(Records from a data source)
----

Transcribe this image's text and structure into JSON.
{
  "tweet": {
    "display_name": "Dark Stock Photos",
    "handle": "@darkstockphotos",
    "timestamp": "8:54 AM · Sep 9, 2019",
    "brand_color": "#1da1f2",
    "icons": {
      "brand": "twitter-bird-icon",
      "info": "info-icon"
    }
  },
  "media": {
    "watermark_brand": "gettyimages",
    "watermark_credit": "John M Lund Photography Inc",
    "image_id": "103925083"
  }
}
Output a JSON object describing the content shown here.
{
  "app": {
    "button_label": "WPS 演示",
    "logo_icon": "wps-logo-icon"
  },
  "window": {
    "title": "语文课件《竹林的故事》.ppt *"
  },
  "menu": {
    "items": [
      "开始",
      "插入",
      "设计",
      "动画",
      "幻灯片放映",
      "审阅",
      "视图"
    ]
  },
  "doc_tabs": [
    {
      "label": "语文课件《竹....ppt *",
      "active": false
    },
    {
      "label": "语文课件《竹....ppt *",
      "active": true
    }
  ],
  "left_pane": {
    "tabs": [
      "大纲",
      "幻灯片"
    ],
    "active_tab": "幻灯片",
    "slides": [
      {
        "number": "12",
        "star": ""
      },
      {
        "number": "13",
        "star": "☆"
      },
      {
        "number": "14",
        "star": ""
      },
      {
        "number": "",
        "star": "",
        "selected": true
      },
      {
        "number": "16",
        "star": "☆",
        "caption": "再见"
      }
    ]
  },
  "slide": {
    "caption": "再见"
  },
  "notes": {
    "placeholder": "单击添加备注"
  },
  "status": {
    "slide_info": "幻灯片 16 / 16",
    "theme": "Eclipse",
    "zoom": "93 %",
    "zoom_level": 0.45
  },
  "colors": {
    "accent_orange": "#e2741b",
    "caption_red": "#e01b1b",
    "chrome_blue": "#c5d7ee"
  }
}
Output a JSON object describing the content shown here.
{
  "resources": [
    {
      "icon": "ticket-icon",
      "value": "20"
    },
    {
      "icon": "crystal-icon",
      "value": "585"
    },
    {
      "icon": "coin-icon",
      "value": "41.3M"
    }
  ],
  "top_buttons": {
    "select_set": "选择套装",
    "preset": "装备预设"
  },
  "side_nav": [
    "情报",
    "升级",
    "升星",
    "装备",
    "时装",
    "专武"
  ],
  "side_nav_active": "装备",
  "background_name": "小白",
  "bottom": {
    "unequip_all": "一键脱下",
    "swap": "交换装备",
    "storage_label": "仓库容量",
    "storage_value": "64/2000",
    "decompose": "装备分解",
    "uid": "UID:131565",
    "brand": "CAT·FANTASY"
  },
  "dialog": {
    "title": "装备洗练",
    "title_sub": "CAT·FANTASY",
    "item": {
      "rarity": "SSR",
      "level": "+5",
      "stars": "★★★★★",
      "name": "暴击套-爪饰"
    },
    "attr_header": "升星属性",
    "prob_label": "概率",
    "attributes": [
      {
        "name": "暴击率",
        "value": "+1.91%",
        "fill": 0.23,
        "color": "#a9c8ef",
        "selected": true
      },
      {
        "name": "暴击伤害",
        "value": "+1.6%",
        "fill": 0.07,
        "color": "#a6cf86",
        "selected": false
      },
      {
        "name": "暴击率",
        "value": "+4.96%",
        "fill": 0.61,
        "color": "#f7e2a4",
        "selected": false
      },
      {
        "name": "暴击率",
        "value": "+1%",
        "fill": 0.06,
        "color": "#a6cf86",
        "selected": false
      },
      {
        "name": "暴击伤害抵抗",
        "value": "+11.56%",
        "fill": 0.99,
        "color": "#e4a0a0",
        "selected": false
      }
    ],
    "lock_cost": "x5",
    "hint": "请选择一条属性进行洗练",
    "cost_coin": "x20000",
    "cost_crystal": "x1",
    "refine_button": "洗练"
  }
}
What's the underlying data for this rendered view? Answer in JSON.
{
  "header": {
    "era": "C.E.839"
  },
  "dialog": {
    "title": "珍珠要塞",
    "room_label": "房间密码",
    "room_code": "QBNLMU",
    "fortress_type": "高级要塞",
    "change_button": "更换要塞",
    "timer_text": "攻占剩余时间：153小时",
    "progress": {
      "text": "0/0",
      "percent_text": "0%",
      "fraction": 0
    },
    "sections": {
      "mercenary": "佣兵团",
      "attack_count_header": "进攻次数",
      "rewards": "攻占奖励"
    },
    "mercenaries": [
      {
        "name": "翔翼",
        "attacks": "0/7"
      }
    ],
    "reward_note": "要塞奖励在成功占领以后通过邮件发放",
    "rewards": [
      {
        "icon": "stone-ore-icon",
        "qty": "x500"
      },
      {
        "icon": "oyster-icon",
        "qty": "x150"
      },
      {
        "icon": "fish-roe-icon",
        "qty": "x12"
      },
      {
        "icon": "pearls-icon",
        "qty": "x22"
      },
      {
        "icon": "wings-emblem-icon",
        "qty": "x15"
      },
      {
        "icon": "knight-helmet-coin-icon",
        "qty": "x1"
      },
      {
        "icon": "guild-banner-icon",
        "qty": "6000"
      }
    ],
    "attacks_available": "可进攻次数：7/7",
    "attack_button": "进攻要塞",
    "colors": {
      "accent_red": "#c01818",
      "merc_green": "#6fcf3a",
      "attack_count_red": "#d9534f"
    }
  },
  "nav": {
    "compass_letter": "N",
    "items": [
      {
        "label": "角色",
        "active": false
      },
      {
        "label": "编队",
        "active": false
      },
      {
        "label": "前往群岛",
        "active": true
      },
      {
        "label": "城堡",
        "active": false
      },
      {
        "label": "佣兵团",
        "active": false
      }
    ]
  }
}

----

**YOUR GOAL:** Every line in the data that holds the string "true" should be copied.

**RESULT:**
      "active": true
        "selected": true
        "selected": true
        "active": true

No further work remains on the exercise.